Exact reproduction of every entry is required.

» **RECORDS PROVIDED**
________
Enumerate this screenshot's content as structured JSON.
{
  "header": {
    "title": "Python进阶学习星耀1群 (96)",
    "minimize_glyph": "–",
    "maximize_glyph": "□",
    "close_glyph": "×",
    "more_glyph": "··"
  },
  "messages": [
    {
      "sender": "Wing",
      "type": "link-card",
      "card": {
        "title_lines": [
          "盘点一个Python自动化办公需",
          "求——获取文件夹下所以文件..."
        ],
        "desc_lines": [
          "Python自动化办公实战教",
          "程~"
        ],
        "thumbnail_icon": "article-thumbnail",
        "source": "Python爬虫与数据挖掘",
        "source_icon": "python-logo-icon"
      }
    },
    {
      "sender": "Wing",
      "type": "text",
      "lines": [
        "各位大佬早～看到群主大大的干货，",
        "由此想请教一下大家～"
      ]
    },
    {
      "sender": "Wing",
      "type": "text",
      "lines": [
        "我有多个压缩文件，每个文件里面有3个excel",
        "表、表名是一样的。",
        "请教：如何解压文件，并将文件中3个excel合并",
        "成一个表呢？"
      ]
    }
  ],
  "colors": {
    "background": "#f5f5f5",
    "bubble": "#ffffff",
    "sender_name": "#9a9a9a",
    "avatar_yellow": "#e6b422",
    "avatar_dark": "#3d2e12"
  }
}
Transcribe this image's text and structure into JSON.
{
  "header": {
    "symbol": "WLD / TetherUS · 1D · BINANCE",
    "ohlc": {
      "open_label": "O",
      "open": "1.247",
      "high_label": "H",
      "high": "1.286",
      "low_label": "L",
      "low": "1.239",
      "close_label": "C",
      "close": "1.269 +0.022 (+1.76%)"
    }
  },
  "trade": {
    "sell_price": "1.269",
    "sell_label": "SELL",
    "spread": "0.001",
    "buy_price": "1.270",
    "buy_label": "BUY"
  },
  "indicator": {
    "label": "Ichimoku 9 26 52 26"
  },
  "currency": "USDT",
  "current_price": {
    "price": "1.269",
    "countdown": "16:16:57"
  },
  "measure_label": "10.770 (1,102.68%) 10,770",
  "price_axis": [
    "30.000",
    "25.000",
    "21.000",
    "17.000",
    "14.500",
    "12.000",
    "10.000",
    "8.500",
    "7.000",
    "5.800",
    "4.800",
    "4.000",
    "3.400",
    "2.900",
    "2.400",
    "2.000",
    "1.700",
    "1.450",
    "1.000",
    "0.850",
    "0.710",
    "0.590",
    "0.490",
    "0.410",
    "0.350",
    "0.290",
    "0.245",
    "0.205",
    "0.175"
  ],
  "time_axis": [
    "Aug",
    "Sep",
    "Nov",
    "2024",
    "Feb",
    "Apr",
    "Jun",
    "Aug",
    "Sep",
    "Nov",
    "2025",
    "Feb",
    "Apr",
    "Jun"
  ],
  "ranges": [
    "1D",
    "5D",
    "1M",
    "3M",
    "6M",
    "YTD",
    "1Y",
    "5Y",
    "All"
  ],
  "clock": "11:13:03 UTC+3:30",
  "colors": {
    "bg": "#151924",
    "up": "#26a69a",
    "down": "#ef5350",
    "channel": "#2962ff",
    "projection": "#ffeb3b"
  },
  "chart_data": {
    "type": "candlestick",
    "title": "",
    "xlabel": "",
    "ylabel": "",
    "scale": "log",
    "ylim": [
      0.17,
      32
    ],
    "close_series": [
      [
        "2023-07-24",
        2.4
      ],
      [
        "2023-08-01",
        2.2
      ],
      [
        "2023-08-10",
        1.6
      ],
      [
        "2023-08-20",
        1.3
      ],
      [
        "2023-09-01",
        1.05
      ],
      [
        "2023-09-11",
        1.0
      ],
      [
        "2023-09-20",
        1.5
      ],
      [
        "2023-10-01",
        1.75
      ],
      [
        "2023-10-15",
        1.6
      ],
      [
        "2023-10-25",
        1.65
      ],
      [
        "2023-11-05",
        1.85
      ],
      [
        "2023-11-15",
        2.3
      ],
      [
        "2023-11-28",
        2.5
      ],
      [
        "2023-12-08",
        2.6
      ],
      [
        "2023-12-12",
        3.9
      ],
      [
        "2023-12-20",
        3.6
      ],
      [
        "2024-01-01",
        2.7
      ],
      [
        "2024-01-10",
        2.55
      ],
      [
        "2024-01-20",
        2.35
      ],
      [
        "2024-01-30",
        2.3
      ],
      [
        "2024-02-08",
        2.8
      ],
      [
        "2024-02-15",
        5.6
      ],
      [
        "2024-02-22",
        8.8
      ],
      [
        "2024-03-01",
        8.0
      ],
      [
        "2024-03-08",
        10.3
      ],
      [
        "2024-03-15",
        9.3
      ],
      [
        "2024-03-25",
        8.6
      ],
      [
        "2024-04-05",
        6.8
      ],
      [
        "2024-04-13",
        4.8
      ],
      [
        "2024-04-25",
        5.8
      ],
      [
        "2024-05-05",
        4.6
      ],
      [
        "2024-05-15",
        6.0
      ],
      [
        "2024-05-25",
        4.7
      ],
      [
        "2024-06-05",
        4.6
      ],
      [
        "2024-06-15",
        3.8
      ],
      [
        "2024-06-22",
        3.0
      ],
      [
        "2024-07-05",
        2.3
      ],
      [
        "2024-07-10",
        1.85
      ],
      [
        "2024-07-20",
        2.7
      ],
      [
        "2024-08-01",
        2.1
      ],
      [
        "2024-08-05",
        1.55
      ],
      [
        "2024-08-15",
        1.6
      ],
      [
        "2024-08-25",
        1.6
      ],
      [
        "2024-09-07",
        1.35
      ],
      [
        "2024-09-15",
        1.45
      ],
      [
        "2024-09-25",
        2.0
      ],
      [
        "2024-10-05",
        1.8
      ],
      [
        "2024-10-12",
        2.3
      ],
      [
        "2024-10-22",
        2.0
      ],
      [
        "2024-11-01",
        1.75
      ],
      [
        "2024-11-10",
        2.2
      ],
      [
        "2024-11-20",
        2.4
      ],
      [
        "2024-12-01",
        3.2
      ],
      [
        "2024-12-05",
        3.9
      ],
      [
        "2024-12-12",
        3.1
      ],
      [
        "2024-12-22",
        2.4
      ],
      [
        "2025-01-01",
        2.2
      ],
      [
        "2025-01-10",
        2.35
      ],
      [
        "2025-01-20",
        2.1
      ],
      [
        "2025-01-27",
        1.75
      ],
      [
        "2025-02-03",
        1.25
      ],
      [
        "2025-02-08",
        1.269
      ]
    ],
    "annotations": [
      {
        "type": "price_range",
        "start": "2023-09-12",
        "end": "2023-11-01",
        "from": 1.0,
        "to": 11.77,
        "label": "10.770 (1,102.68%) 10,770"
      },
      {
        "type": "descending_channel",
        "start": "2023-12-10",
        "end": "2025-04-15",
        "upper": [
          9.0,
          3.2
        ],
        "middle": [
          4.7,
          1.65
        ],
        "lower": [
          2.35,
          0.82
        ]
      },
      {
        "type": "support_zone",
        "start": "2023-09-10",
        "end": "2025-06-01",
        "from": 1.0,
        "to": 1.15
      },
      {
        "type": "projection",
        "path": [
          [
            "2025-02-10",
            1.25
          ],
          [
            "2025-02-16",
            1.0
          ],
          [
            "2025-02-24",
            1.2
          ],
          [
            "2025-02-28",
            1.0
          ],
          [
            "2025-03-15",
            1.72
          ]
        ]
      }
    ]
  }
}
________
» **TASK SOLUTION**
Enumerate this screenshot's content as structured JSON.
{
  "header": {
    "title": "Python进阶学习星耀1群 (96)",
    "minimize_glyph": "–",
    "maximize_glyph": "□",
    "close_glyph": "×",
    "more_glyph": "··"
  },
  "messages": [
    {
      "sender": "Wing",
      "type": "link-card",
      "card": {
        "title_lines": [
          "盘点一个Python自动化办公需",
          "求——获取文件夹下所以文件..."
        ],
        "desc_lines": [
          "Python自动化办公实战教",
          "程~"
        ],
        "thumbnail_icon": "article-thumbnail",
        "source": "Python爬虫与数据挖掘",
        "source_icon": "python-logo-icon"
      }
    },
    {
      "sender": "Wing",
      "type": "text",
      "lines": [
        "各位大佬早～看到群主大大的干货，",
        "由此想请教一下大家～"
      ]
    },
    {
      "sender": "Wing",
      "type": "text",
      "lines": [
        "我有多个压缩文件，每个文件里面有3个excel",
        "表、表名是一样的。",
        "请教：如何解压文件，并将文件中3个excel合并",
        "成一个表呢？"
      ]
    }
  ],
  "colors": {
    "background": "#f5f5f5",
    "bubble": "#ffffff",
    "sender_name": "#9a9a9a",
    "avatar_yellow": "#e6b422",
    "avatar_dark": "#3d2e12"
  }
}
Transcribe this image's text and structure into JSON.
{
  "header": {
    "symbol": "WLD / TetherUS · 1D · BINANCE",
    "ohlc": {
      "open_label": "O",
      "open": "1.247",
      "high_label": "H",
      "high": "1.286",
      "low_label": "L",
      "low": "1.239",
      "close_label": "C",
      "close": "1.269 +0.022 (+1.76%)"
    }
  },
  "trade": {
    "sell_price": "1.269",
    "sell_label": "SELL",
    "spread": "0.001",
    "buy_price": "1.270",
    "buy_label": "BUY"
  },
  "indicator": {
    "label": "Ichimoku 9 26 52 26"
  },
  "currency": "USDT",
  "current_price": {
    "price": "1.269",
    "countdown": "16:16:57"
  },
  "measure_label": "10.770 (1,102.68%) 10,770",
  "price_axis": [
    "30.000",
    "25.000",
    "21.000",
    "17.000",
    "14.500",
    "12.000",
    "10.000",
    "8.500",
    "7.000",
    "5.800",
    "4.800",
    "4.000",
    "3.400",
    "2.900",
    "2.400",
    "2.000",
    "1.700",
    "1.450",
    "1.000",
    "0.850",
    "0.710",
    "0.590",
    "0.490",
    "0.410",
    "0.350",
    "0.290",
    "0.245",
    "0.205",
    "0.175"
  ],
  "time_axis": [
    "Aug",
    "Sep",
    "Nov",
    "2024",
    "Feb",
    "Apr",
    "Jun",
    "Aug",
    "Sep",
    "Nov",
    "2025",
    "Feb",
    "Apr",
    "Jun"
  ],
  "ranges": [
    "1D",
    "5D",
    "1M",
    "3M",
    "6M",
    "YTD",
    "1Y",
    "5Y",
    "All"
  ],
  "clock": "11:13:03 UTC+3:30",
  "colors": {
    "bg": "#151924",
    "up": "#26a69a",
    "down": "#ef5350",
    "channel": "#2962ff",
    "projection": "#ffeb3b"
  },
  "chart_data": {
    "type": "candlestick",
    "title": "",
    "xlabel": "",
    "ylabel": "",
    "scale": "log",
    "ylim": [
      0.17,
      32
    ],
    "close_series": [
      [
        "2023-07-24",
        2.4
      ],
      [
        "2023-08-01",
        2.2
      ],
      [
        "2023-08-10",
        1.6
      ],
      [
        "2023-08-20",
        1.3
      ],
      [
        "2023-09-01",
        1.05
      ],
      [
        "2023-09-11",
        1.0
      ],
      [
        "2023-09-20",
        1.5
      ],
      [
        "2023-10-01",
        1.75
      ],
      [
        "2023-10-15",
        1.6
      ],
      [
        "2023-10-25",
        1.65
      ],
      [
        "2023-11-05",
        1.85
      ],
      [
        "2023-11-15",
        2.3
      ],
      [
        "2023-11-28",
        2.5
      ],
      [
        "2023-12-08",
        2.6
      ],
      [
        "2023-12-12",
        3.9
      ],
      [
        "2023-12-20",
        3.6
      ],
      [
        "2024-01-01",
        2.7
      ],
      [
        "2024-01-10",
        2.55
      ],
      [
        "2024-01-20",
        2.35
      ],
      [
        "2024-01-30",
        2.3
      ],
      [
        "2024-02-08",
        2.8
      ],
      [
        "2024-02-15",
        5.6
      ],
      [
        "2024-02-22",
        8.8
      ],
      [
        "2024-03-01",
        8.0
      ],
      [
        "2024-03-08",
        10.3
      ],
      [
        "2024-03-15",
        9.3
      ],
      [
        "2024-03-25",
        8.6
      ],
      [
        "2024-04-05",
        6.8
      ],
      [
        "2024-04-13",
        4.8
      ],
      [
        "2024-04-25",
        5.8
      ],
      [
        "2024-05-05",
        4.6
      ],
      [
        "2024-05-15",
        6.0
      ],
      [
        "2024-05-25",
        4.7
      ],
      [
        "2024-06-05",
        4.6
      ],
      [
        "2024-06-15",
        3.8
      ],
      [
        "2024-06-22",
        3.0
      ],
      [
        "2024-07-05",
        2.3
      ],
      [
        "2024-07-10",
        1.85
      ],
      [
        "2024-07-20",
        2.7
      ],
      [
        "2024-08-01",
        2.1
      ],
      [
        "2024-08-05",
        1.55
      ],
      [
        "2024-08-15",
        1.6
      ],
      [
        "2024-08-25",
        1.6
      ],
      [
        "2024-09-07",
        1.35
      ],
      [
        "2024-09-15",
        1.45
      ],
      [
        "2024-09-25",
        2.0
      ],
      [
        "2024-10-05",
        1.8
      ],
      [
        "2024-10-12",
        2.3
      ],
      [
        "2024-10-22",
        2.0
      ],
      [
        "2024-11-01",
        1.75
      ],
      [
        "2024-11-10",
        2.2
      ],
      [
        "2024-11-20",
        2.4
      ],
      [
        "2024-12-01",
        3.2
      ],
      [
        "2024-12-05",
        3.9
      ],
      [
        "2024-12-12",
        3.1
      ],
      [
        "2024-12-22",
        2.4
      ],
      [
        "2025-01-01",
        2.2
      ],
      [
        "2025-01-10",
        2.35
      ],
      [
        "2025-01-20",
        2.1
      ],
      [
        "2025-01-27",
        1.75
      ],
      [
        "2025-02-03",
        1.25
      ],
      [
        "2025-02-08",
        1.269
      ]
    ],
    "annotations": [
      {
        "type": "price_range",
        "start": "2023-09-12",
        "end": "2023-11-01",
        "from": 1.0,
        "to": 11.77,
        "label": "10.770 (1,102.68%) 10,770"
      },
      {
        "type": "descending_channel",
        "start": "2023-12-10",
        "end": "2025-04-15",
        "upper": [
          9.0,
          3.2
        ],
        "middle": [
          4.7,
          1.65
        ],
        "lower": [
          2.35,
          0.82
        ]
      },
      {
        "type": "support_zone",
        "start": "2023-09-10",
        "end": "2025-06-01",
        "from": 1.0,
        "to": 1.15
      },
      {
        "type": "projection",
        "path": [
          [
            "2025-02-10",
            1.25
          ],
          [
            "2025-02-16",
            1.0
          ],
          [
            "2025-02-24",
            1.2
          ],
          [
            "2025-02-28",
            1.0
          ],
          [
            "2025-03-15",
            1.72
          ]
        ]
      }
    ]
  }
}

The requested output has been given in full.